Record Type: Non-Journal
Publication Date: 1997-Mar-24
Pages: 46
Abstractor: N/A
Reference Count: N/A
The Social Construction of Graduation Rates: Conceptions of College Completion and Their Socio-Political Implications.
Lavin, David E.; And Others
Graduation rates are often used indicators of the performance of institutions of higher education. How institutions are represented can be profoundly affected by different approaches used to develop the data for the rates. The impact of variations in how these rates are constructed is illustrated by the example of the City University of New York (CUNY). The completion rate 3 years after entrance is less than 10 percent for the bachelor's degree but at 8 years after entry, the rate is 40 percent, a five-fold difference. It can be shown that many methods of graduation tracking are not adequate to accurately reflect student and college success. There is great distortion when conventional calculations are used to describe non-traditional students. Narrow time intervals and failure to include transfers tend to accentuate differences among institutions to the advantage of elite institutions and detriment of others. Open access institutions stand to gain the most when college completion is more broadly conceived and more flexible parameters are used to define graduation rates. (Contains 24 references.) (JLS)
Publication Type: Reports - Research; Speeches/Meeting Papers
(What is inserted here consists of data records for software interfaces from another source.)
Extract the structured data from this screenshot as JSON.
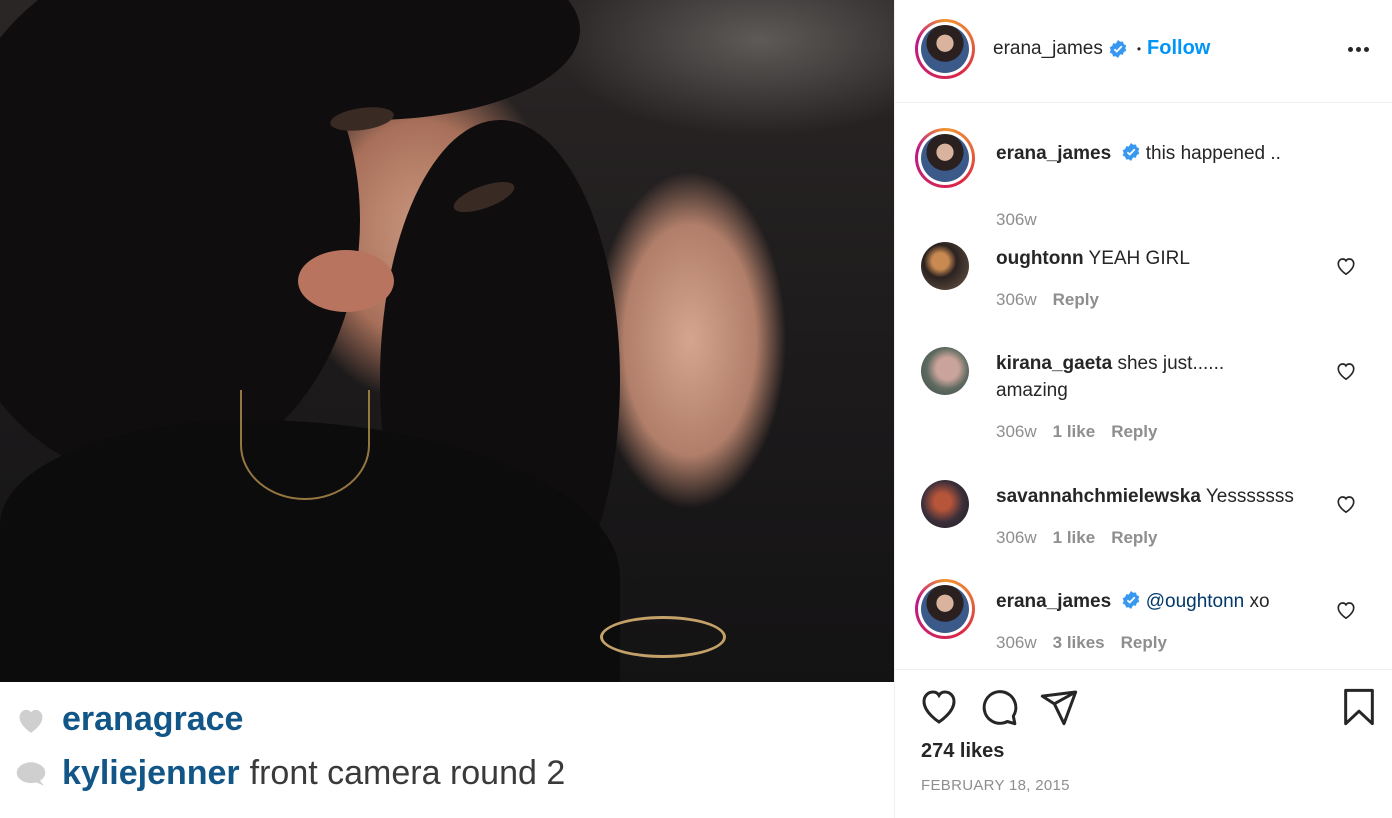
{
  "header": {
    "username": "erana_james",
    "separator": "•",
    "follow_label": "Follow"
  },
  "post_image": {
    "caption_lines": [
      {
        "icon": "heart-icon",
        "user": "eranagrace",
        "text": ""
      },
      {
        "icon": "comment-icon",
        "user": "kyliejenner",
        "text": "front camera round 2"
      }
    ]
  },
  "comments": [
    {
      "user": "erana_james",
      "verified": true,
      "text": "this happened ..",
      "age": "306w",
      "likes": "",
      "reply": ""
    },
    {
      "user": "oughtonn",
      "verified": false,
      "text": "YEAH GIRL",
      "age": "306w",
      "likes": "",
      "reply": "Reply"
    },
    {
      "user": "kirana_gaeta",
      "verified": false,
      "text": "shes just...... amazing",
      "age": "306w",
      "likes": "1 like",
      "reply": "Reply"
    },
    {
      "user": "savannahchmielewska",
      "verified": false,
      "text": "Yesssssss",
      "age": "306w",
      "likes": "1 like",
      "reply": "Reply"
    },
    {
      "user": "erana_james",
      "verified": true,
      "mention": "@oughtonn",
      "text": "xo",
      "age": "306w",
      "likes": "3 likes",
      "reply": "Reply"
    }
  ],
  "footer": {
    "likes": "274 likes",
    "date": "FEBRUARY 18, 2015"
  },
  "colors": {
    "accent": "#0095f6",
    "verified": "#3897f0",
    "muted": "#8e8e8e",
    "caption_user": "#125688"
  }
}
Education Level: N/A
Audience: Researchers
Language: English
Sponsor: N/A
Authoring Institution: N/A